We love this look for the dog days of summer, when it’s simply too hot to think about putting together a full-on look and you just want to slip into something light and be done with it. If that sounds like a situation you’ve been in (and haven’t we all) the sports jersey should absolutely become a go-to for you.
MORE: 8 Fashion Items To Steal From Your Boyfriend Immediately
Lucky for us all, street style stars have mastered the art of making sports jerseys look polished and downright chic. Here, five rules for pulling off the style like a few of our favorite style setters.

1. Wear it like a dress.
Some of the biggest street stars around are wearing oversized sports jerseys as dresses. Part sexy, part sporty (they don’t wear them like tight body-con dresses, but rather boxy and oversized), we love this look for a casual first date, when you want to show off a little, but not too much.

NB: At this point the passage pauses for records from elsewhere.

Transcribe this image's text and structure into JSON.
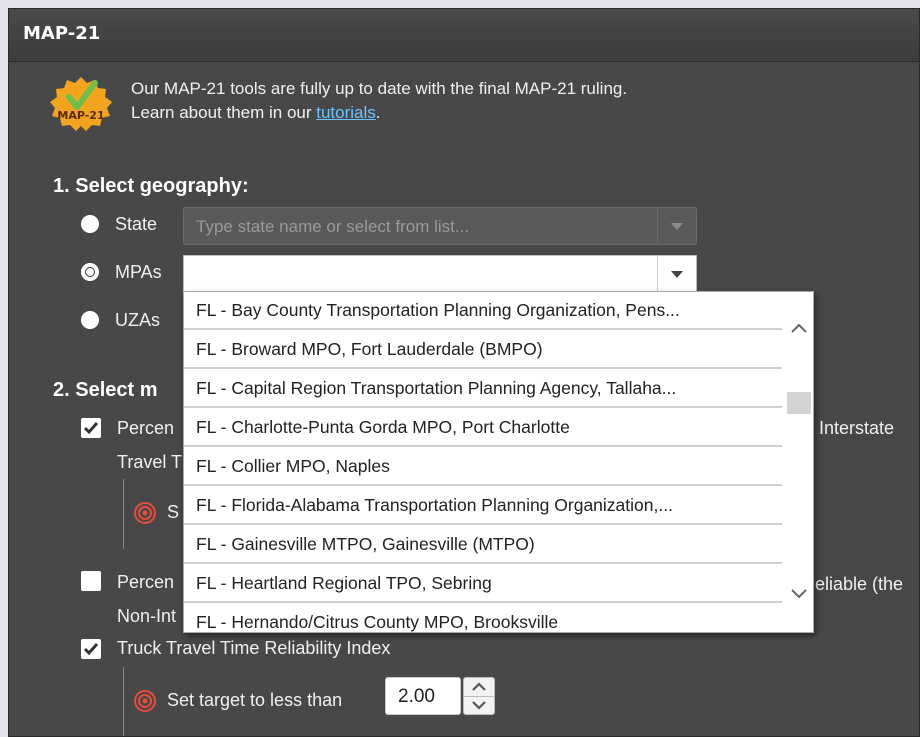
{
  "panel": {
    "title": "MAP-21"
  },
  "notice": {
    "badge_text": "MAP-21",
    "line1": "Our MAP-21 tools are fully up to date with the final MAP-21 ruling.",
    "line2_prefix": "Learn about them in our ",
    "link": "tutorials",
    "line2_suffix": "."
  },
  "section1": {
    "title": "1. Select geography:",
    "options": [
      {
        "label": "State",
        "selected": false
      },
      {
        "label": "MPAs",
        "selected": true
      },
      {
        "label": "UZAs",
        "selected": false
      }
    ],
    "state_placeholder": "Type state name or select from list...",
    "mpa_value": ""
  },
  "section2": {
    "title_visible": "2. Select m"
  },
  "background_fragments": {
    "measure1_start": "Percen",
    "measure1_end": "Interstate",
    "measure1_line2": "Travel T",
    "target1_start": "S",
    "measure2_start": "Percen",
    "measure2_end": "eliable (the",
    "measure2_line2": "Non-Int"
  },
  "measure3": {
    "label": "Truck Travel Time Reliability Index",
    "checked": true,
    "target_label": "Set target to less than",
    "target_value": "2.00"
  },
  "dropdown": {
    "items": [
      "FL - Bay County Transportation Planning Organization, Pens...",
      "FL - Broward MPO, Fort Lauderdale (BMPO)",
      "FL - Capital Region Transportation Planning Agency, Tallaha...",
      "FL - Charlotte-Punta Gorda MPO, Port Charlotte",
      "FL - Collier MPO, Naples",
      "FL - Florida-Alabama Transportation Planning Organization,...",
      "FL - Gainesville MTPO, Gainesville (MTPO)",
      "FL - Heartland Regional TPO, Sebring",
      "FL - Hernando/Citrus County MPO, Brooksville"
    ]
  },
  "colors": {
    "panel_bg": "#484848",
    "link": "#6ec3ff",
    "badge_orange": "#f2a41f",
    "check_green": "#6cc04a",
    "target_red": "#e84c3d"
  },
  "icons": {
    "badge": "map21-badge-icon",
    "target": "target-icon",
    "checkbox": "checkmark-icon",
    "caret": "chevron-down-icon",
    "scroll_up": "chevron-up-icon",
    "scroll_down": "chevron-down-icon"
  }
}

2. Play with proportions.
Look for cool sports jerseys that play with proportions (like long in the back and short in the front) to give the look a fun, fashion forward spin. Then rock the top with cut-offs or jeans.

3. Layer it over a longer dress or skirt.
Want to transform your oversized jersey into something more than a mini-dress? We love the idea of wearing it over a longer piece, and letting that piece peek out just a bit.

4. Keep the color palette and accessories simple.
Keep the color palette of your outfit simple when wearing a sports jersey—you’ll notice that most street style stars are either wearing a combination of primary colors or keeping their outfit to black and white. In the same vein, don’t go overboard with accessories.
street style sporty How To Wear a Sports Jersey Like a Street Style Star

5. And above all else, don’t be afraid to dress it up.

Sports jerseys scream casual, which is why it is so fun to switch things up and dress them up with ladylike high heels and a killer statement bag